It’s 2017 and I’m feelin’ like a robot! I have a new electronic device attached to my body- a transmitter that communicates with a CGM (continuous glucose monitoring) system inside of my Animas Vibe insulin pump.
Dexcom has merged with Animas to give me an abbreviated way of monitoring my blood sugars. I don’t need an extra device to carry around and I’m finding this model much more in sync with my finger sticks than the old Dexcom. Back in 2012 I had a separate “pod” for the readings – now everything’s on my pump. Every five minutes it reads my blood sugar. I look at the screen and there is my reading. There is a graph that shows the last hour, 3 hours, 6 hours, 12 hours or 24 hours. How cool is that?
So how does this work? Every 7 days I change a sensor which sticks to my abdomen. The sensor is as thin as a hair. The transmitter sits on the sensor pod. It is waterproof so showering and bathing is easy.

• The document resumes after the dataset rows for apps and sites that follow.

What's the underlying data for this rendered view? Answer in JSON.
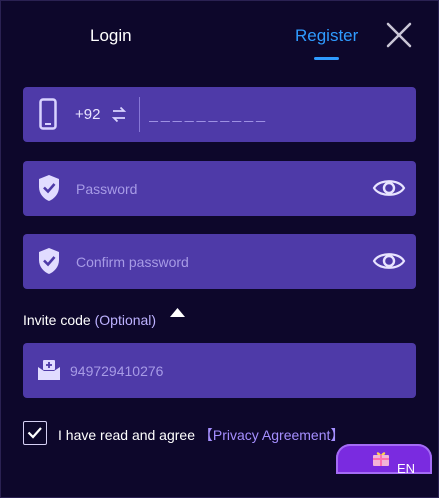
{
  "tabs": {
    "login": "Login",
    "register": "Register"
  },
  "phone": {
    "country_code": "+92",
    "placeholder": "__________"
  },
  "password": {
    "placeholder": "Password"
  },
  "confirm_password": {
    "placeholder": "Confirm password"
  },
  "invite": {
    "label": "Invite code",
    "optional": "(Optional)",
    "placeholder": "949729410276"
  },
  "agreement": {
    "text": "I have read and agree",
    "link": "【Privacy Agreement】",
    "checked": true
  },
  "language": "EN",
  "icons": {
    "close": "close-icon",
    "phone": "mobile-phone-icon",
    "swap": "swap-arrows-icon",
    "shield": "shield-check-icon",
    "eye": "eye-icon",
    "invite": "invite-mail-icon",
    "caret": "caret-up-icon",
    "check": "check-icon",
    "gift": "gift-icon"
  },
  "colors": {
    "background": "#0d072b",
    "field": "#4e3aa8",
    "accent": "#2f9bff",
    "link": "#a58fff"
  }
}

Why the CGM or continuous glucose monitor? I’ve been diabetic for 39 years now and I’m less sensitive to recognizing when I have low blood sugar symptoms: weakness, shakiness, sweat or disorientation. That’s because I’m older now so between sweating from menopause and forgetting things, I’m always disoriented and sweaty! But it’s definitely dangerous if I can’t distinguish the two. Plus my body has become more accustomed to symptoms so they no longer set off an alarm at 65-70 mg/dl, but at 45-50mg/dl. This is scary, especially in the middle of the night while asleep. It can be very dangerous and cause me to go into a coma. The DEXCOM’s alarm goes off (vibrates) when my blood sugar starts going down below 70mg/dl. So I wake up and have some juice which is always on the nightstand next to me. The DEXCOM alarm also goes off at 240mg/dl, telling me my blood sugar is high.
What a great way to start 2017 and my 39th year with Type I diabetes! It’s easier for me at the clubs when I perform. All I have to do is check the screen and see where my BG is at before getting on stage. By the way, did you know that blood sugars can rise due to adrenaline rushes, like right before performing?
This new system is better for my endocrinologist also. When I see him in February he’ll plug the pump into a computer and see how my control is. We check out patterns that need to be changed and I’m fine tuned until my next visit. Voila!